Problem statement:
Please copy every line of the records below that holds the word "print".

Element data from apps and pages

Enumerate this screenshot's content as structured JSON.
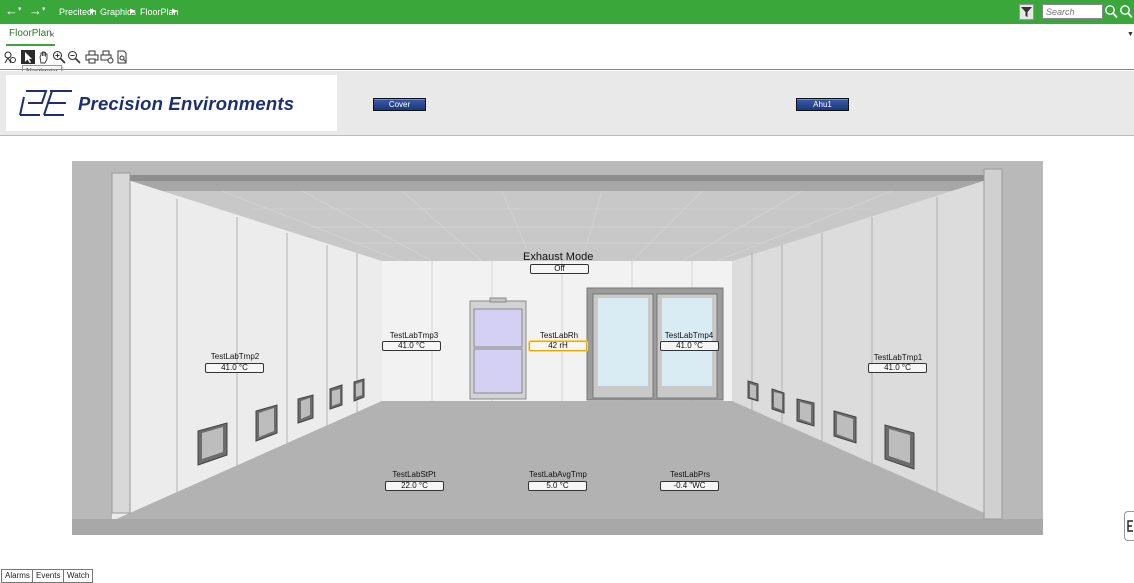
{
  "nav": {
    "back_icon": "arrow-left-icon",
    "forward_icon": "arrow-right-icon",
    "breadcrumbs": [
      "Precitech",
      "Graphics",
      "FloorPlan"
    ]
  },
  "search": {
    "placeholder": "Search"
  },
  "tabs": [
    {
      "label": "FloorPlan",
      "close": "×"
    }
  ],
  "toolbar": {
    "tools": [
      "select-icon",
      "navigate-icon",
      "pan-icon",
      "zoom-in-icon",
      "zoom-out-icon",
      "print-icon",
      "print-setup-icon",
      "print-preview-icon"
    ],
    "tooltip": "Navigate"
  },
  "header": {
    "logo_text": "Precision Environments",
    "buttons": {
      "cover": "Cover",
      "ahu": "Ahu1"
    }
  },
  "floorplan": {
    "exhaust": {
      "label": "Exhaust Mode",
      "value": "Off"
    },
    "tags": {
      "tmp2": {
        "label": "TestLabTmp2",
        "value": "41.0 °C"
      },
      "tmp3": {
        "label": "TestLabTmp3",
        "value": "41.0 °C"
      },
      "rh": {
        "label": "TestLabRh",
        "value": "42 rH"
      },
      "tmp4": {
        "label": "TestLabTmp4",
        "value": "41.0 °C"
      },
      "tmp1": {
        "label": "TestLabTmp1",
        "value": "41.0 °C"
      },
      "stpt": {
        "label": "TestLabStPt",
        "value": "22.0 °C"
      },
      "avgtmp": {
        "label": "TestLabAvgTmp",
        "value": "5.0 °C"
      },
      "prs": {
        "label": "TestLabPrs",
        "value": "-0.4 \"WC"
      }
    }
  },
  "bottom_tabs": [
    "Alarms",
    "Events",
    "Watch"
  ],
  "colors": {
    "topbar": "#3aa73a",
    "button": "#1d3680",
    "logo": "#1d2f6f",
    "highlight": "#e8a800"
  }
}
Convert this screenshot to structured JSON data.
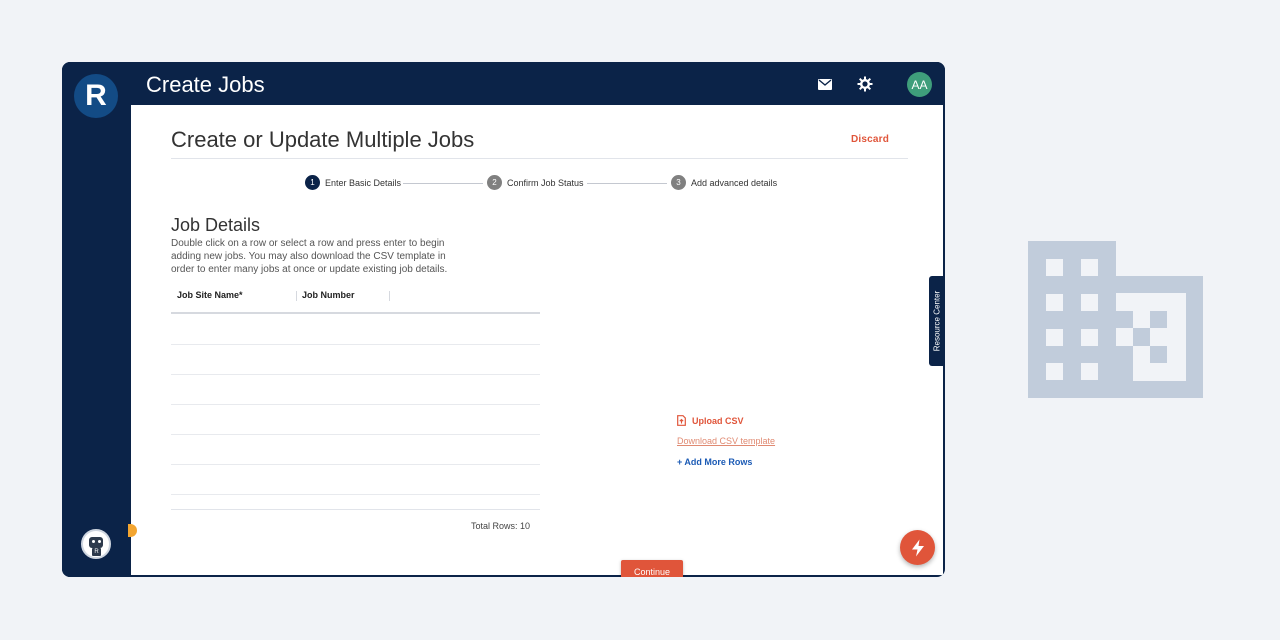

Task output:
      "print-icon",
      "print-setup-icon",
      "print-preview-icon"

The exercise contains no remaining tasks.